● **Exercise goal**:
Return, from the listing below, every line that includes "upload".

>>>

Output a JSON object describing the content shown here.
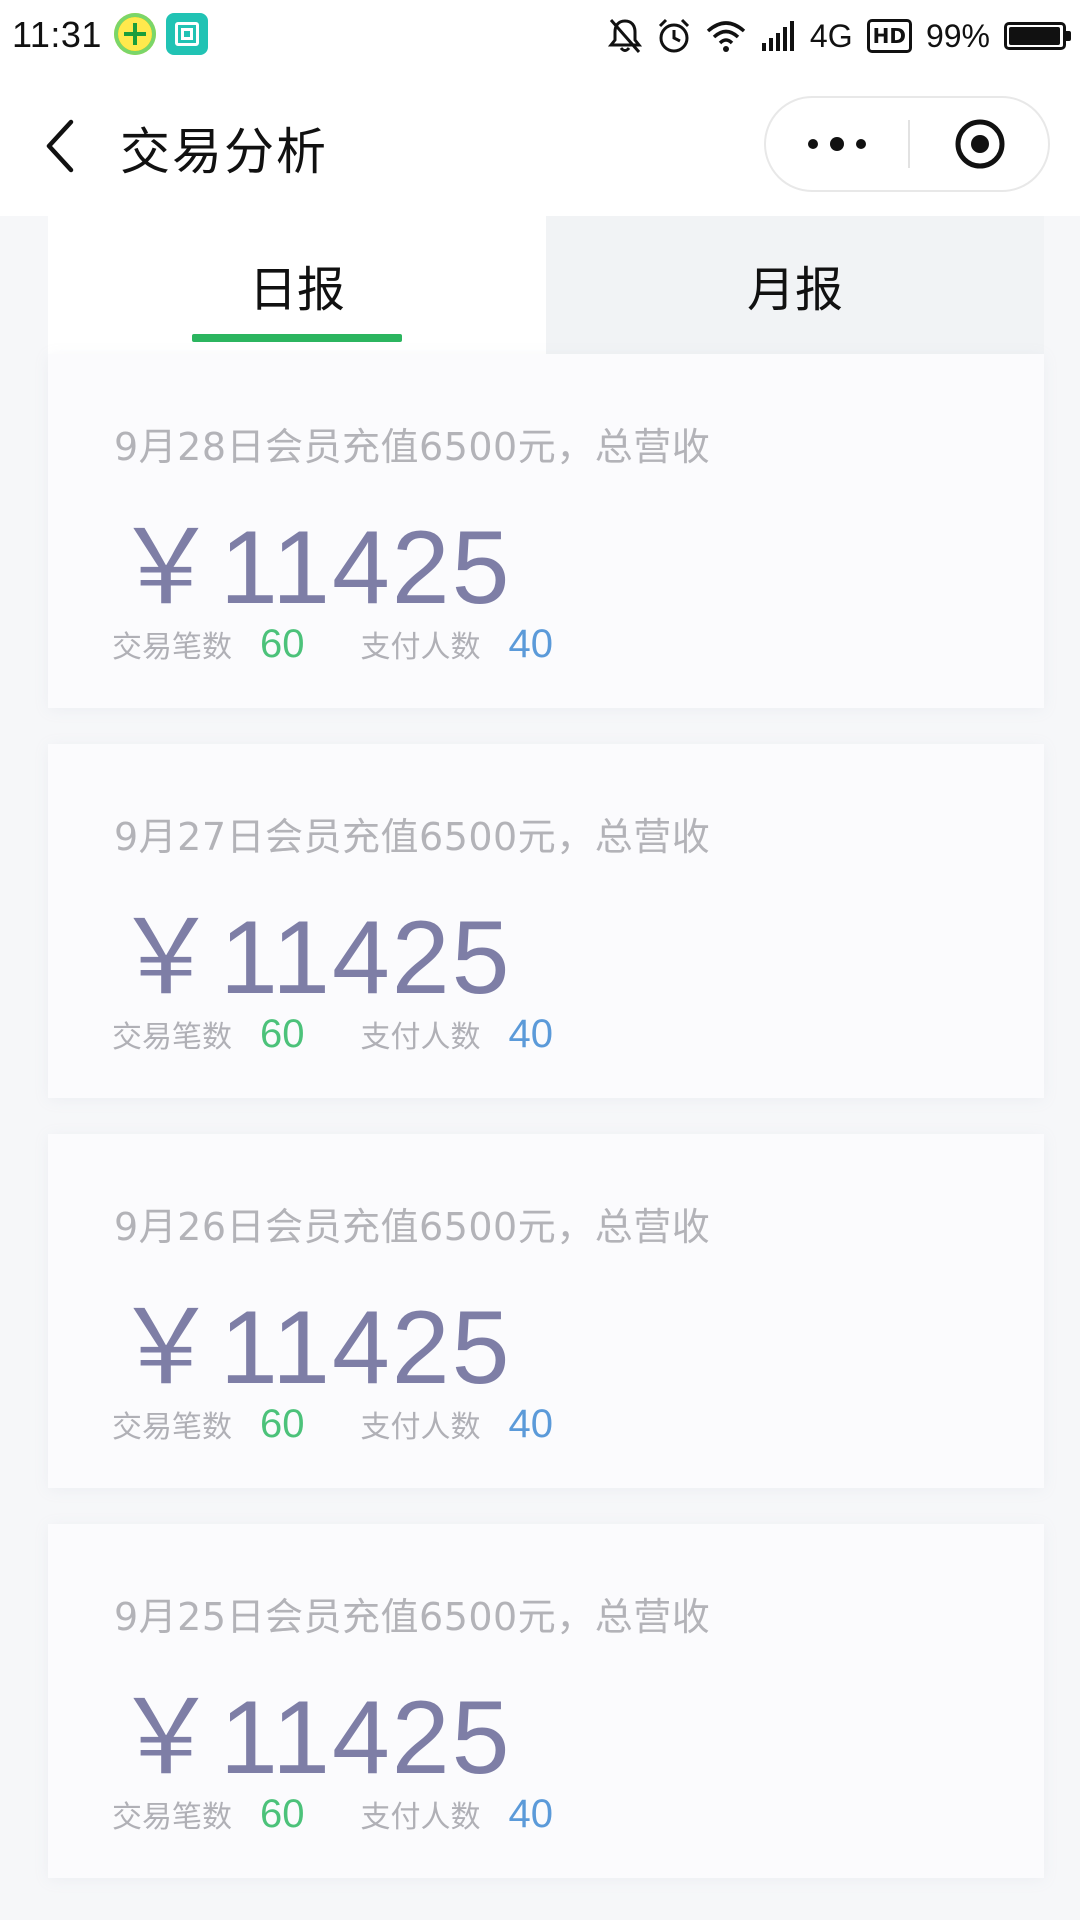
{
  "status_bar": {
    "time": "11:31",
    "network": "4G",
    "hd": "HD",
    "battery_percent": "99%",
    "battery_level": 0.99
  },
  "nav": {
    "title": "交易分析"
  },
  "tabs": [
    {
      "label": "日报",
      "active": true
    },
    {
      "label": "月报",
      "active": false
    }
  ],
  "colors": {
    "accent_green": "#2bb55f",
    "amount_color": "#7e7ea6",
    "trades_color": "#4cc27a",
    "payers_color": "#5b9ad9"
  },
  "reports": [
    {
      "description": "9月28日会员充值6500元，总营收",
      "amount": "￥11425",
      "trades_label": "交易笔数",
      "trades_value": "60",
      "payers_label": "支付人数",
      "payers_value": "40"
    },
    {
      "description": "9月27日会员充值6500元，总营收",
      "amount": "￥11425",
      "trades_label": "交易笔数",
      "trades_value": "60",
      "payers_label": "支付人数",
      "payers_value": "40"
    },
    {
      "description": "9月26日会员充值6500元，总营收",
      "amount": "￥11425",
      "trades_label": "交易笔数",
      "trades_value": "60",
      "payers_label": "支付人数",
      "payers_value": "40"
    },
    {
      "description": "9月25日会员充值6500元，总营收",
      "amount": "￥11425",
      "trades_label": "交易笔数",
      "trades_value": "60",
      "payers_label": "支付人数",
      "payers_value": "40"
    }
  ]
}
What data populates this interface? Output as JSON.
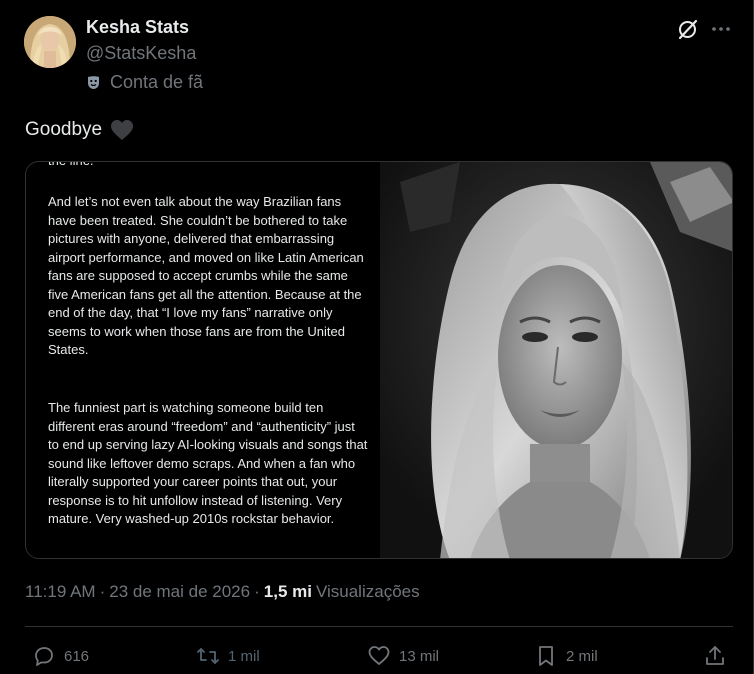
{
  "author": {
    "name": "Kesha Stats",
    "handle": "@StatsKesha",
    "fan_label": "Conta de fã",
    "avatar_icon": "avatar"
  },
  "header_actions": {
    "grok_icon": "grok-icon",
    "more_icon": "more-icon"
  },
  "tweet": {
    "text": "Goodbye",
    "emoji": "black-heart"
  },
  "media": {
    "cut_top_text": "the line.",
    "paragraph_1": "And let’s not even talk about the way Brazilian fans have been treated. She couldn’t be bothered to take pictures with anyone, delivered that embarrassing airport performance, and moved on like Latin American fans are supposed to accept crumbs while the same five American fans get all the attention. Because at the end of the day, that “I love my fans” narrative only seems to work when those fans are from the United States.",
    "paragraph_2": "The funniest part is watching someone build ten different eras around “freedom” and “authenticity” just to end up serving lazy AI-looking visuals and songs that sound like leftover demo scraps. And when a fan who literally supported your career points that out, your response is to hit unfollow instead of listening. Very mature. Very washed-up 2010s rockstar behavior."
  },
  "meta": {
    "time": "11:19 AM",
    "separator": "·",
    "date": "23 de mai de 2026",
    "separator2": "·",
    "views_count": "1,5 mi",
    "views_label": "Visualizações"
  },
  "actions": {
    "replies": "616",
    "reposts": "1 mil",
    "likes": "13 mil",
    "bookmarks": "2 mil"
  },
  "colors": {
    "background": "#000000",
    "text": "#e7e9ea",
    "muted": "#71767b",
    "border": "#2f3336"
  }
}
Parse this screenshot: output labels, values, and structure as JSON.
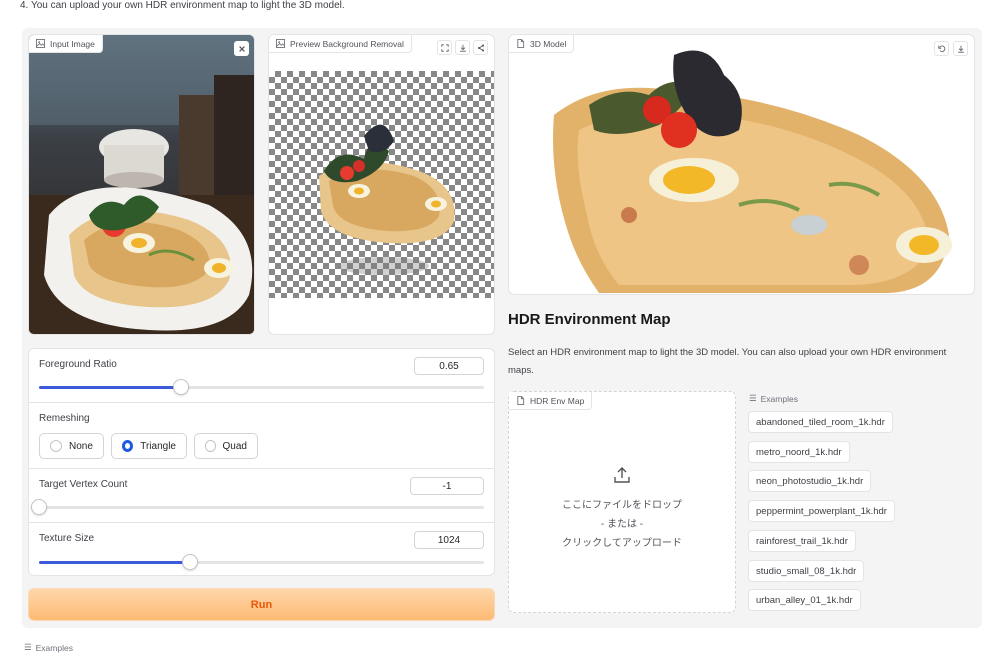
{
  "top_note": "4. You can upload your own HDR environment map to light the 3D model.",
  "input_image": {
    "label": "Input Image"
  },
  "preview": {
    "label": "Preview Background Removal"
  },
  "model3d": {
    "label": "3D Model"
  },
  "controls": {
    "foreground_ratio": {
      "label": "Foreground Ratio",
      "value": "0.65",
      "fraction": 0.32
    },
    "remeshing": {
      "label": "Remeshing",
      "options": [
        "None",
        "Triangle",
        "Quad"
      ],
      "selected": "Triangle"
    },
    "target_vertex_count": {
      "label": "Target Vertex Count",
      "value": "-1",
      "fraction": 0.0
    },
    "texture_size": {
      "label": "Texture Size",
      "value": "1024",
      "fraction": 0.34
    }
  },
  "run_button": "Run",
  "hdr": {
    "title": "HDR Environment Map",
    "description": "Select an HDR environment map to light the 3D model. You can also upload your own HDR environment maps.",
    "env_label": "HDR Env Map",
    "drop_line1": "ここにファイルをドロップ",
    "drop_line2": "- または -",
    "drop_line3": "クリックしてアップロード",
    "examples_label": "Examples",
    "examples": [
      "abandoned_tiled_room_1k.hdr",
      "metro_noord_1k.hdr",
      "neon_photostudio_1k.hdr",
      "peppermint_powerplant_1k.hdr",
      "rainforest_trail_1k.hdr",
      "studio_small_08_1k.hdr",
      "urban_alley_01_1k.hdr"
    ]
  },
  "bottom_examples_label": "Examples",
  "colors": {
    "accent": "#3b5bdb",
    "radio_selected": "#1d5be0",
    "run_text": "#ea580c",
    "run_bg": "#fdba74"
  },
  "icons": [
    "image-icon",
    "close-icon",
    "fullscreen-icon",
    "download-icon",
    "share-icon",
    "file-icon",
    "undo-icon",
    "upload-icon",
    "list-icon"
  ]
}
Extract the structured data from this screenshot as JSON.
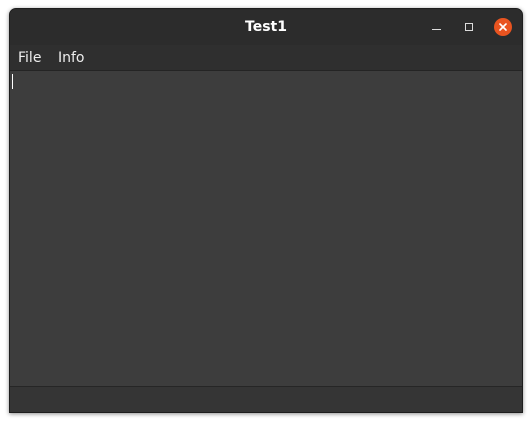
{
  "window": {
    "title": "Test1"
  },
  "menubar": {
    "items": [
      {
        "label": "File"
      },
      {
        "label": "Info"
      }
    ]
  },
  "editor": {
    "text": ""
  },
  "statusbar": {
    "text": ""
  },
  "icons": {
    "minimize": "minimize-icon",
    "maximize": "maximize-icon",
    "close": "close-icon"
  },
  "colors": {
    "close_button": "#e95420",
    "titlebar": "#2c2c2c",
    "editor_background": "#3d3d3d"
  }
}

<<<

● **Answer to the problem**:
  "top_note": "4. You can upload your own HDR environment map to light the 3D model.",
    "description": "Select an HDR environment map to light the 3D model. You can also upload your own HDR environment maps.",
    "upload-icon",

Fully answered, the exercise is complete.